//if stack is empty.
public:
//Default Constructor. Will properly initialize a stack to
//be an empty stack, to which values can be added.
LIFOStackClass(
);
//Destructor. Responsible for making sure any dynamic memory
//associated with an object is freed up when the object is
//being destroyed.
~LIFOStackClass(
);
//Inserts the value provided (newItem) into the stack.
void push(
const int &newItem
);
//Attempts to take the next item out of the stack. If the
//stack is empty, the function returns false and the state
//of the reference parameter (outItem) is undefined. If the
//stack is not empty, the function returns true and outItem
//becomes a copy of the next item in the stack, which is
//removed from the data structure.
bool pop(
int &outItem
);
//Prints out the contents of the stack. All printing is done
//on one line, using a single space to separate values, and a
//single newline character is printed at the end.
void print(
) const;
//Returns the number of nodes contained in the stack.
int getNumElems(
) const;
//Clears the stack to an empty state without resulting in any
//memory leaks.
void clear(
);
};
“Specific Specifications”
These “specific specifications” are meant to state whether or not something is allowed. A “no” means you
definitely may NOT use that item. We have not necessarily covered all the topics listed, so if you don’t know
what each of these is, it’s not likely you would “accidentally” use them in your solution. Those types of
restrictions are put in place mainly for students who know some of the more advanced topics and might try to
use them when they’re not expected or allowed.
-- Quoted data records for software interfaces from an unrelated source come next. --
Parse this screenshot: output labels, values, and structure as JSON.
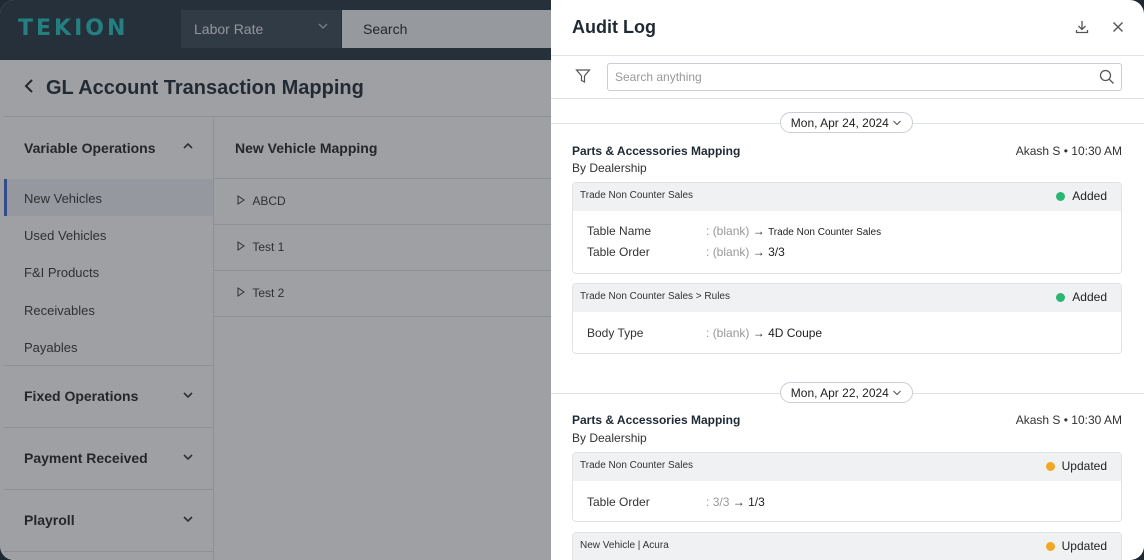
{
  "app": {
    "logo": "TEKION",
    "labor_select": "Labor Rate",
    "search": "Search",
    "page_title": "GL Account Transaction Mapping"
  },
  "sidebar": {
    "variable_operations": "Variable Operations",
    "items": [
      "New Vehicles",
      "Used Vehicles",
      "F&I Products",
      "Receivables",
      "Payables"
    ],
    "fixed_operations": "Fixed Operations",
    "payment_received": "Payment Received",
    "playroll": "Playroll"
  },
  "mapping": {
    "header": "New Vehicle Mapping",
    "rows": [
      "ABCD",
      "Test 1",
      "Test 2"
    ]
  },
  "audit": {
    "title": "Audit Log",
    "search_placeholder": "Search anything",
    "groups": [
      {
        "date": "Mon, Apr 24, 2024",
        "entry_title": "Parts & Accessories Mapping",
        "entry_sub": "By Dealership",
        "meta": "Akash S • 10:30 AM",
        "cards": [
          {
            "header": "Trade Non Counter Sales",
            "status": "Added",
            "status_color": "#2bb673",
            "fields": [
              {
                "label": "Table Name",
                "old": "(blank)",
                "new": "Trade Non Counter Sales"
              },
              {
                "label": "Table Order",
                "old": "(blank)",
                "new": "3/3"
              }
            ]
          },
          {
            "header": "Trade Non Counter Sales > Rules",
            "status": "Added",
            "status_color": "#2bb673",
            "fields": [
              {
                "label": "Body Type",
                "old": "(blank)",
                "new": "4D Coupe"
              }
            ]
          }
        ]
      },
      {
        "date": "Mon, Apr 22, 2024",
        "entry_title": "Parts & Accessories Mapping",
        "entry_sub": "By Dealership",
        "meta": "Akash S • 10:30 AM",
        "cards": [
          {
            "header": "Trade Non Counter Sales",
            "status": "Updated",
            "status_color": "#f5a623",
            "fields": [
              {
                "label": "Table Order",
                "old": "3/3",
                "new": "1/3"
              }
            ]
          },
          {
            "header": "New Vehicle | Acura",
            "status": "Updated",
            "status_color": "#f5a623",
            "fields": []
          }
        ]
      }
    ]
  },
  "symbols": {
    "arrow": "→",
    "colon": ":",
    "chevron_down": "⌵"
  }
}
In general, you can assume that you should not be using
anything that has not yet been covered in lecture (as of the first posting of the project).
• Use of Goto: No
• Global Variables / Objects: No
• Global Functions: No
• Use of Friend Functions / Classes: No
• Use of Structs: No
• Use of Classes: Yes – required!
• Public Data In Classes: No (all data members must be private)
• Use of Inheritance / Polymorphism: No
• Use of Arrays: No
• Use of C++ “string” Type: No
• Use of C-Strings: No
• Use of Pointers: Yes – required!
• Use of STL Containers: No
• Use of Makefile / User-Defined Header Files / Multiple Source Code Files: Yes – required!
• Use of exit(): No
• Use of overloaded operators: No
• Use of float type: No

Reviews

There are no reviews yet.

Be the first to review “EECS402, Project 4”

Your email address will not be published.